Material provided:
########################################

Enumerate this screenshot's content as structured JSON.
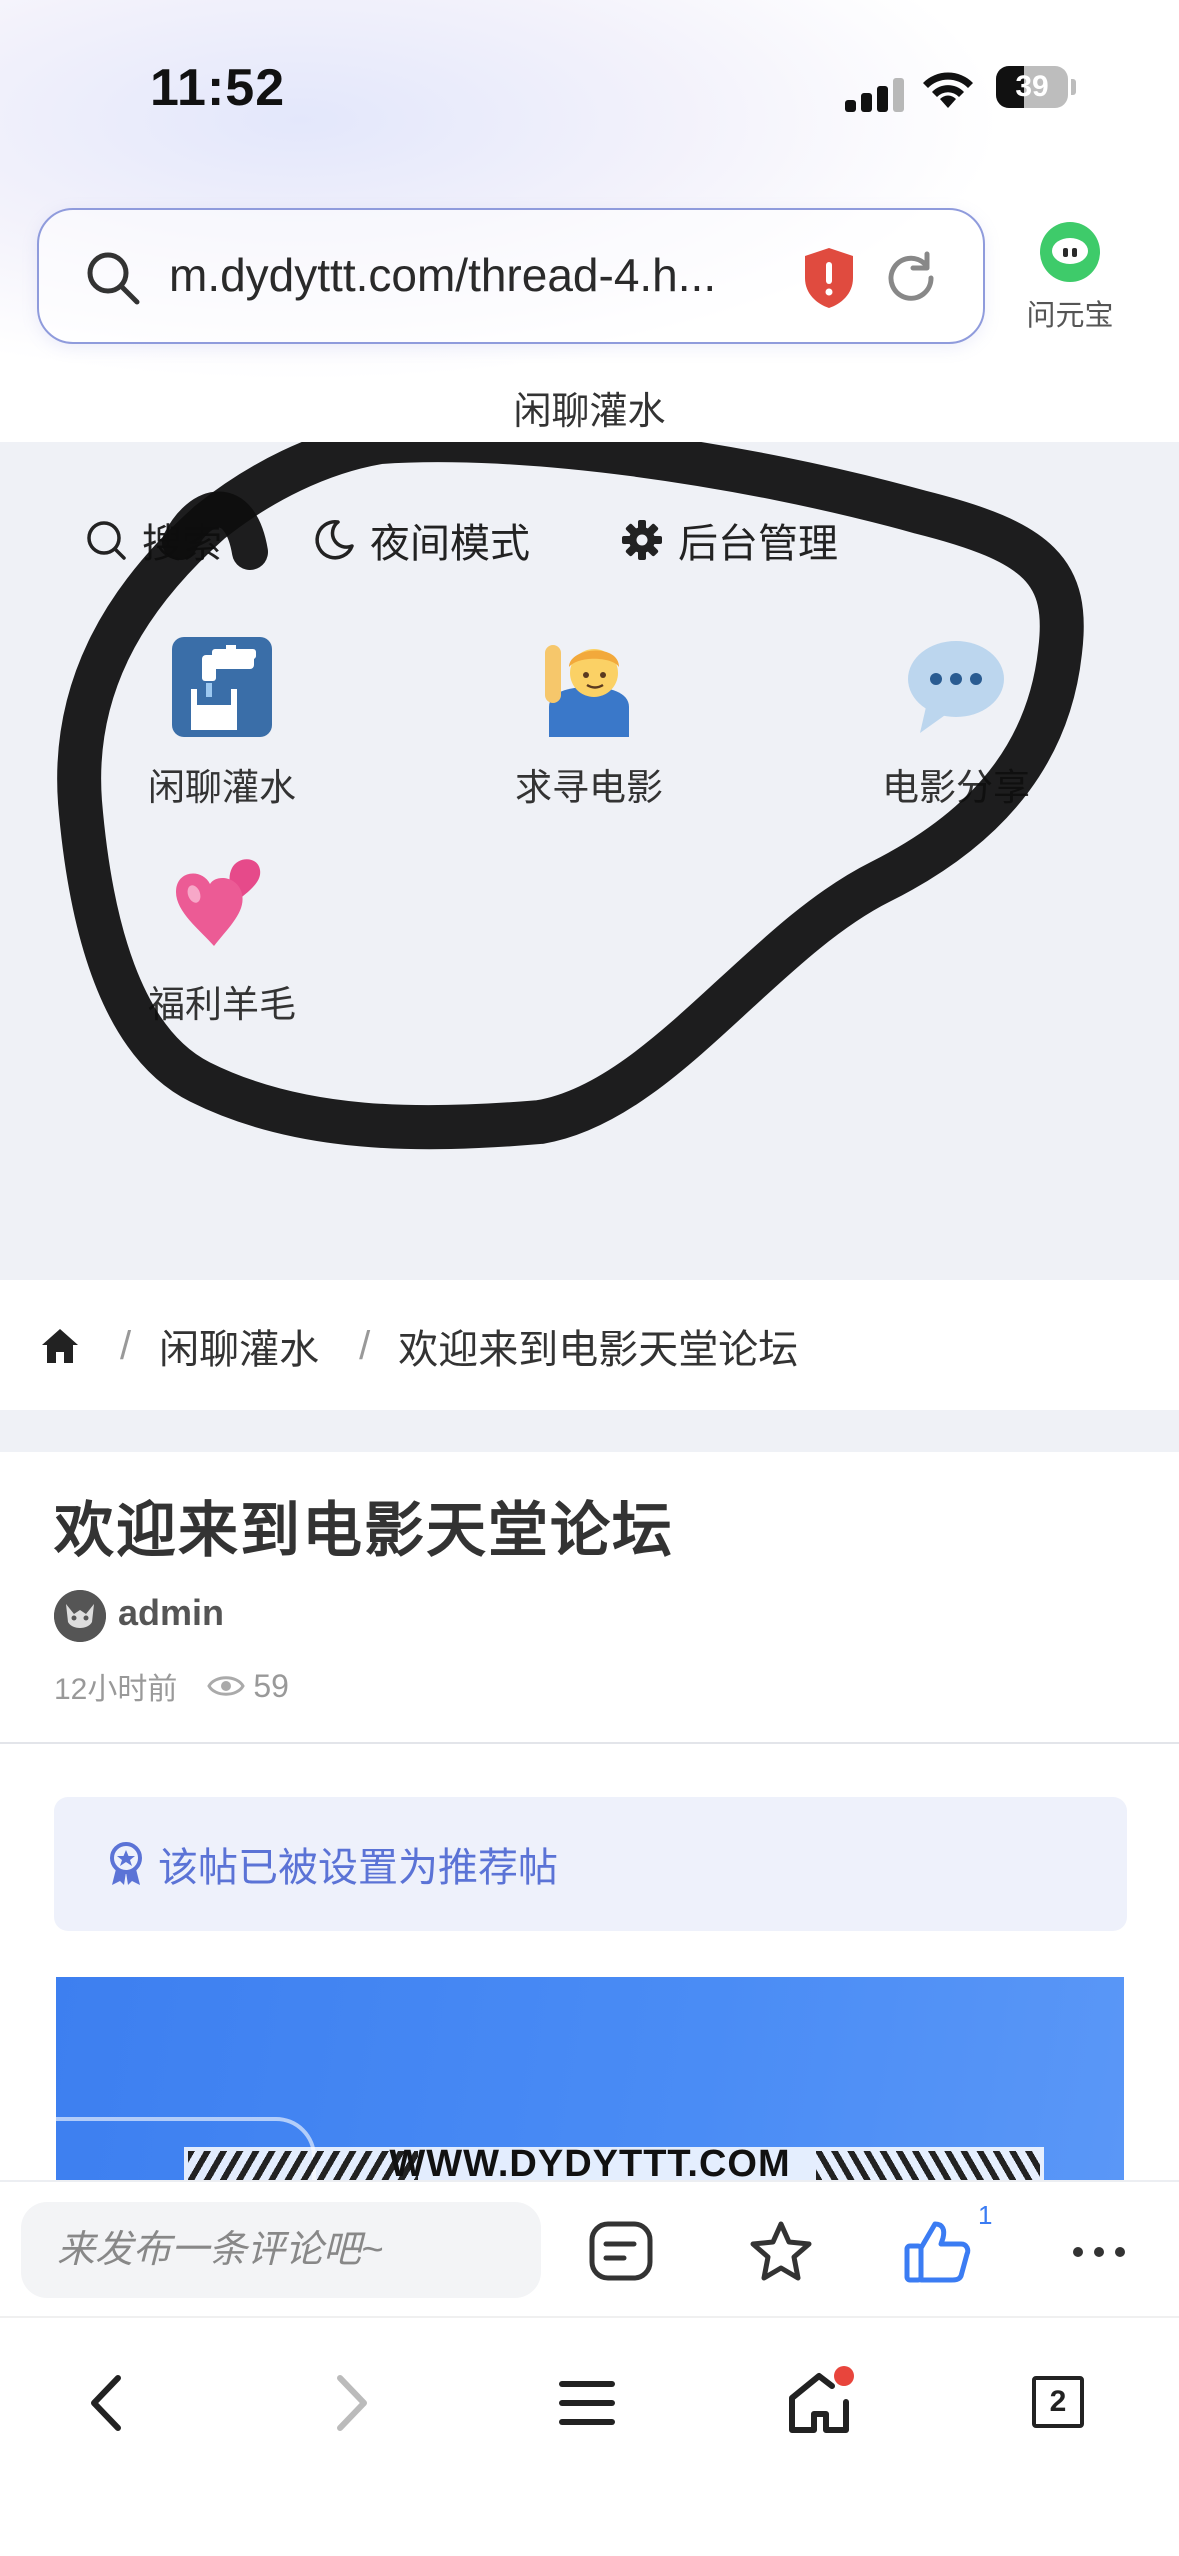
{
  "status_bar": {
    "time": "11:52",
    "battery": "39",
    "battery_level": 0.39
  },
  "browser": {
    "url": "m.dydyttt.com/thread-4.h...",
    "assistant_label": "问元宝",
    "tab_count": "2"
  },
  "page": {
    "header_title": "闲聊灌水"
  },
  "quick_links": {
    "search": "搜索",
    "night_mode": "夜间模式",
    "admin": "后台管理"
  },
  "forums": [
    {
      "label": "闲聊灌水",
      "icon": "faucet-icon"
    },
    {
      "label": "求寻电影",
      "icon": "raising-hand-icon"
    },
    {
      "label": "电影分享",
      "icon": "speech-bubble-icon"
    },
    {
      "label": "福利羊毛",
      "icon": "two-hearts-icon"
    }
  ],
  "breadcrumb": {
    "home_icon": "home-icon",
    "level1": "闲聊灌水",
    "level2": "欢迎来到电影天堂论坛",
    "separator": "/"
  },
  "post": {
    "title": "欢迎来到电影天堂论坛",
    "author": "admin",
    "time": "12小时前",
    "views": "59",
    "recommend_notice": "该帖已被设置为推荐帖",
    "banner_text": "WWW.DYDYTTT.COM"
  },
  "comment_bar": {
    "placeholder": "来发布一条评论吧~",
    "like_count": "1"
  },
  "colors": {
    "accent": "#3b7cf3",
    "notice_text": "#5b73d6",
    "nav_bg": "#eff1f6",
    "badge_red": "#e8453c"
  }
}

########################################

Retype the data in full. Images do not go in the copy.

Solution below:
Enumerate this screenshot's content as structured JSON.
{
  "status_bar": {
    "time": "11:52",
    "battery": "39",
    "battery_level": 0.39
  },
  "browser": {
    "url": "m.dydyttt.com/thread-4.h...",
    "assistant_label": "问元宝",
    "tab_count": "2"
  },
  "page": {
    "header_title": "闲聊灌水"
  },
  "quick_links": {
    "search": "搜索",
    "night_mode": "夜间模式",
    "admin": "后台管理"
  },
  "forums": [
    {
      "label": "闲聊灌水",
      "icon": "faucet-icon"
    },
    {
      "label": "求寻电影",
      "icon": "raising-hand-icon"
    },
    {
      "label": "电影分享",
      "icon": "speech-bubble-icon"
    },
    {
      "label": "福利羊毛",
      "icon": "two-hearts-icon"
    }
  ],
  "breadcrumb": {
    "home_icon": "home-icon",
    "level1": "闲聊灌水",
    "level2": "欢迎来到电影天堂论坛",
    "separator": "/"
  },
  "post": {
    "title": "欢迎来到电影天堂论坛",
    "author": "admin",
    "time": "12小时前",
    "views": "59",
    "recommend_notice": "该帖已被设置为推荐帖",
    "banner_text": "WWW.DYDYTTT.COM"
  },
  "comment_bar": {
    "placeholder": "来发布一条评论吧~",
    "like_count": "1"
  },
  "colors": {
    "accent": "#3b7cf3",
    "notice_text": "#5b73d6",
    "nav_bg": "#eff1f6",
    "badge_red": "#e8453c"
  }
}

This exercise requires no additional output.